So then, as we have opportunity, let us do good to everyone, and especially to those who are of the household of faith. (Galatians 6:10)
See that no one repays anyone evil for evil, but always seek to do good to one another and to everyone. (1 Thessalonians 5:15)
These seem to expand our vision, albeit in a measured way, to look beyond the brethren in our good deeds, which I see as part of the application of the Second Greatest Commandment and the Parable of the Good Samaritan I cited yesterday.

Are there certain mandates for the church as a whole? I would assume that a common answer would be the Great Commission, but what sets that apart from any other command, such as “love your enemies” as being corporate and not individual? Or should we say that all commands are corporate? I wonder if we need to be thinking in terms of application that is personal (I am responsible to obey this command) but not individualized (I do not do this separately from other gifted members of the Body, without the oversight of the God-ordained leaders of the Body). I fear that we are making a false distinction between Christians and the Church (as in laity and clergy) when we are simply trying to preserve the kind of priorities exemplified in Acts 6. Thus, in making the statement, “It’s not the church’s responsibility to do evangelism,” some mean to say, “It’s not the pastor’s job to evangelize; it’s everyone’s responsibility” while I would want to say, “It is the church’s responsibility to do evangelism” and mean "We all are to be doing evangelism, and God means for us to do it as the Church." So if we develop programs to do mercy ministry, we will have to think of them the same way we should think of evangelism, discipleship, Sunday School, or fellowship programs: they are legitimate, but they have limitations. They are practical means by which the leadership is trying to help everyone get active and intentional in these areas, but they do not function automatically or comprehensively. We all have to do it, and be engaged for the right reasons, from the heart, for the glory of God.
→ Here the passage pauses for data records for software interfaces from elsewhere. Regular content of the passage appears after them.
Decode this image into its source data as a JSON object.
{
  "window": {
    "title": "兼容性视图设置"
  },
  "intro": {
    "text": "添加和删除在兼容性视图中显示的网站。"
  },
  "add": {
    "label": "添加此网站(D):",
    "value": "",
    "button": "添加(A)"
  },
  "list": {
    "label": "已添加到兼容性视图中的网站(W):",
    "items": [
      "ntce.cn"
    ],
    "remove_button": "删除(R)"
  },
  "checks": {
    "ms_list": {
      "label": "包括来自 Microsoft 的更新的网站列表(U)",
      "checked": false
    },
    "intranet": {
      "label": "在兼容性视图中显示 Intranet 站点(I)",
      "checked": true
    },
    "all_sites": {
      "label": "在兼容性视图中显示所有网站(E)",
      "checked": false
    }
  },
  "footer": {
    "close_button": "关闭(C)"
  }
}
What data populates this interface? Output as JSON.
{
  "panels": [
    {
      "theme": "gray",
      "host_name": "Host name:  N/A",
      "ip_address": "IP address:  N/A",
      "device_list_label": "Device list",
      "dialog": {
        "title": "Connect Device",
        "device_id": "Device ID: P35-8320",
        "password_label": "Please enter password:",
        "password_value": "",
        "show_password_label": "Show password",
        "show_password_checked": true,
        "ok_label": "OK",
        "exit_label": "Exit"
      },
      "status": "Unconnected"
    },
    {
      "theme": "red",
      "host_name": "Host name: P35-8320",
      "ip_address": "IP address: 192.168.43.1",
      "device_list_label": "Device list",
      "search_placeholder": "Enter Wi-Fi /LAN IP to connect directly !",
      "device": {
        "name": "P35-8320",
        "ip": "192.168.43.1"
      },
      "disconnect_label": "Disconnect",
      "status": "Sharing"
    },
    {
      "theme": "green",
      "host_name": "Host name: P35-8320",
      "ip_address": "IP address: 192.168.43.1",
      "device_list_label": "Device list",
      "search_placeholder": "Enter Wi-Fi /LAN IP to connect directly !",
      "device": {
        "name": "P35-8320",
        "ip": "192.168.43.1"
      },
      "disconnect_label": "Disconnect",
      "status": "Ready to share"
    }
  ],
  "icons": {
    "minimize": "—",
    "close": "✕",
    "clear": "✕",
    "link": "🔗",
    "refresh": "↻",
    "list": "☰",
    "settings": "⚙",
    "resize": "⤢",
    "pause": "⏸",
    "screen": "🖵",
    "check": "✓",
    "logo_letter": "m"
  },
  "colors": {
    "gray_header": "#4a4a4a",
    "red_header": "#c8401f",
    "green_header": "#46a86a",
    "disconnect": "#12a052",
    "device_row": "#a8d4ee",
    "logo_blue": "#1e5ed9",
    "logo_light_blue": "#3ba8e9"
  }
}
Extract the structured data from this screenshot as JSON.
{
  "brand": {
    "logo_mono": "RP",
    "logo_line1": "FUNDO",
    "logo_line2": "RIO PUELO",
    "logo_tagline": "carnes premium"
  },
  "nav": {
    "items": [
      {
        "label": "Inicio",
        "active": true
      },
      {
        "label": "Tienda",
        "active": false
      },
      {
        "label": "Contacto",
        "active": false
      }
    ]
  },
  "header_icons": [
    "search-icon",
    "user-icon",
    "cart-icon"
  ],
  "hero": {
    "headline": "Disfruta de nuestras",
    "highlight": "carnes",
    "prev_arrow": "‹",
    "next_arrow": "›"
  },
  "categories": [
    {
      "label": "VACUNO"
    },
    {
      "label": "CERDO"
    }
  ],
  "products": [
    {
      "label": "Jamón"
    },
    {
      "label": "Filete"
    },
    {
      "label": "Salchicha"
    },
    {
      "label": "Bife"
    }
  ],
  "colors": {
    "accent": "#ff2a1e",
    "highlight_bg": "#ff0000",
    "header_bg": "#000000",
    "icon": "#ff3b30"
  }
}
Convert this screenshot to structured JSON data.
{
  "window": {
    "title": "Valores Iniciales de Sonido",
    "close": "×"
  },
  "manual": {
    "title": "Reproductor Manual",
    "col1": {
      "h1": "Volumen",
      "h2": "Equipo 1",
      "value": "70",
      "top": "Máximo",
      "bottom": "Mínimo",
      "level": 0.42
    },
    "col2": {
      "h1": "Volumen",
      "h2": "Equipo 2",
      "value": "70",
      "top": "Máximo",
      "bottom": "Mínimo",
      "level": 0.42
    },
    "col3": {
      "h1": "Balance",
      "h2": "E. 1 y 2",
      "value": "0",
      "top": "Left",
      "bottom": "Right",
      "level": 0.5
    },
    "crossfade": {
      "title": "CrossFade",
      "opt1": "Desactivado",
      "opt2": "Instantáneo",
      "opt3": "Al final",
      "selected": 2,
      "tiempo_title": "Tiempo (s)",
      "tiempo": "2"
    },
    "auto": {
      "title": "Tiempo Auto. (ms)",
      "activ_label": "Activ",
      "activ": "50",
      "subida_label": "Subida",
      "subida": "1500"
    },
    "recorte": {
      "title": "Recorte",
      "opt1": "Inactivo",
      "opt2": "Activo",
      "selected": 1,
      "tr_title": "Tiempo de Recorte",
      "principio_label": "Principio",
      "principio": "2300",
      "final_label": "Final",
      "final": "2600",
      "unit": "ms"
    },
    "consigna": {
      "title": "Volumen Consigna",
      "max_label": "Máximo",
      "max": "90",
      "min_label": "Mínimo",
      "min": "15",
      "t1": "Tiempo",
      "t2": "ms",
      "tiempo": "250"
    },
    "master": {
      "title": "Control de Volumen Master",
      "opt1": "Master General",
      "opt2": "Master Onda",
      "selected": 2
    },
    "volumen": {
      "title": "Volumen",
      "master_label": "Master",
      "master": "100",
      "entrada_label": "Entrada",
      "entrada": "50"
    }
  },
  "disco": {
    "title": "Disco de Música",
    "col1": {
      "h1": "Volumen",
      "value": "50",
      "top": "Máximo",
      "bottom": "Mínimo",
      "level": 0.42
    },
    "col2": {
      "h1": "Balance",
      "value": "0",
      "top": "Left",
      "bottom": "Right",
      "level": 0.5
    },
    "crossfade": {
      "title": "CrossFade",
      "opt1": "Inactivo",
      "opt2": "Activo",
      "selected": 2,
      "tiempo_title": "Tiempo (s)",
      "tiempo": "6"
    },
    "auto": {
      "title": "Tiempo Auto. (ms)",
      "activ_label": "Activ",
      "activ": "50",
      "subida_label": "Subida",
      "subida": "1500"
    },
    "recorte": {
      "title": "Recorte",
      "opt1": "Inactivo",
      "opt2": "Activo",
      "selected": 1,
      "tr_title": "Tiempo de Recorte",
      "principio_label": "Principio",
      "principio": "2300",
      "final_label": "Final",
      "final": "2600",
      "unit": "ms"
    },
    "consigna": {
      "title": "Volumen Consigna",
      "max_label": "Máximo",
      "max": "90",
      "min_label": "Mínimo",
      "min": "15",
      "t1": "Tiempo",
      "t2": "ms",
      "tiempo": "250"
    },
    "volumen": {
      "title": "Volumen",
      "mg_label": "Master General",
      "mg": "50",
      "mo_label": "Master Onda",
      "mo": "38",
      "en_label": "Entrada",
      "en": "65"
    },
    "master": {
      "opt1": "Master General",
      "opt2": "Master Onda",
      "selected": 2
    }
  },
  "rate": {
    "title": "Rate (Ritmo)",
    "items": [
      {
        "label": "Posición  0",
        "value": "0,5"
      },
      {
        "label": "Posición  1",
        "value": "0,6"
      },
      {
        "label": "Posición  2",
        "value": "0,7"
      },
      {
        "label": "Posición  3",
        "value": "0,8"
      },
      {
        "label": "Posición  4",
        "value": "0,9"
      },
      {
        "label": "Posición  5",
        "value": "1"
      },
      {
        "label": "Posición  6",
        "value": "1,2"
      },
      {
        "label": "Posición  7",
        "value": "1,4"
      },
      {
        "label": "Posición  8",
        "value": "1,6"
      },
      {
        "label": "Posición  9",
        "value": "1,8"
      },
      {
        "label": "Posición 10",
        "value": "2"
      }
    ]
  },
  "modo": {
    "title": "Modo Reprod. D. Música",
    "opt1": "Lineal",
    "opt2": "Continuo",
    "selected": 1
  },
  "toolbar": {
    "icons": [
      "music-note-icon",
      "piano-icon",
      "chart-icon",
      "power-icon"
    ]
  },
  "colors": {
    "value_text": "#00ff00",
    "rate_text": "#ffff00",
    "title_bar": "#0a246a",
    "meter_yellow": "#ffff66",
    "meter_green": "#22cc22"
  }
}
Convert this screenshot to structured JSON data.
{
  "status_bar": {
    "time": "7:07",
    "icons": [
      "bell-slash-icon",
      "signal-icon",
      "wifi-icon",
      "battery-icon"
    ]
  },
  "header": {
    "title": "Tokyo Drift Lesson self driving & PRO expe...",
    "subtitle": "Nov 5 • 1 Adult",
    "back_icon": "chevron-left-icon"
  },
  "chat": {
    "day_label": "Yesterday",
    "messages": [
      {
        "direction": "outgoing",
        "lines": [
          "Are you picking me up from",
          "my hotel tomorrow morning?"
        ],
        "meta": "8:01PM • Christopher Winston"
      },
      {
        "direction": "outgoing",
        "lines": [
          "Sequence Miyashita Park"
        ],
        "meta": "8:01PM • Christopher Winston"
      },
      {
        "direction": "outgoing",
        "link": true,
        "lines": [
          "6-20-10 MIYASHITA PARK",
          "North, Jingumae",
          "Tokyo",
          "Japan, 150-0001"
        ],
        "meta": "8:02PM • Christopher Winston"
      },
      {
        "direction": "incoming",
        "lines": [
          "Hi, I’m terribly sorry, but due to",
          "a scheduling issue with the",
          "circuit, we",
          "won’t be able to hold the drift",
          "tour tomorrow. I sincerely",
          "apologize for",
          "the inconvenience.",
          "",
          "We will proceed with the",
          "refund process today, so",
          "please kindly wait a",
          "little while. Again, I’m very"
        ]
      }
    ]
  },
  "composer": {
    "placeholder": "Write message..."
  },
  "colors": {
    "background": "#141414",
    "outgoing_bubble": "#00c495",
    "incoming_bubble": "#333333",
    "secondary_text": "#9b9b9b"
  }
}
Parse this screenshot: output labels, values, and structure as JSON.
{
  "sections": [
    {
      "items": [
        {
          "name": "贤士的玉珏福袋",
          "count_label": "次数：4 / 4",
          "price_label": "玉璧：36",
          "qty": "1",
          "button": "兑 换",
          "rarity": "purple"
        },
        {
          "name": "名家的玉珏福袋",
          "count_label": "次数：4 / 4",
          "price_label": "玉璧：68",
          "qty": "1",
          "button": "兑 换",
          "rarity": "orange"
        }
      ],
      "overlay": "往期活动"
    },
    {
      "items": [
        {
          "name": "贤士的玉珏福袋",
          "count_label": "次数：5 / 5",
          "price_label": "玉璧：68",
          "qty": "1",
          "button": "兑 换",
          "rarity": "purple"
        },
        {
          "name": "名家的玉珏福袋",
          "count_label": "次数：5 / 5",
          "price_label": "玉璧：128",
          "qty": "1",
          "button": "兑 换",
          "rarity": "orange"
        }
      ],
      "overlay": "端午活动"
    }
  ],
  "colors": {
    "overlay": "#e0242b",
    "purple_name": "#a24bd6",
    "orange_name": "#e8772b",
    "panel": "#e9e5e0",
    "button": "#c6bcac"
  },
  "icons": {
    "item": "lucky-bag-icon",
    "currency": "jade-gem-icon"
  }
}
Thanks for letting me “think out loud” on your blog. I’m sure that the volume of my words is far more overwhelming than my arguments, so I’m not expecting you to respond to everything, nor will I count that as a personal “victory.” We’re in the same fight, on the same side.

Ben said...

Bruce,

Thanks for the lengthy thoughts. Interested in a guest article? I'm really wrestling through some of these things because I think they are going to be key points of questioning and potentially contention in fundamentalism and conservative evangelicalism in coming decades, perhaps in particular because of the influence of the right-wing conservatives in the Emerging movement. I appreciate your thoughts. There is much that resonates. I need to think more, plus classes just started again and things are a little crazy. Thanks again for the helpful insight.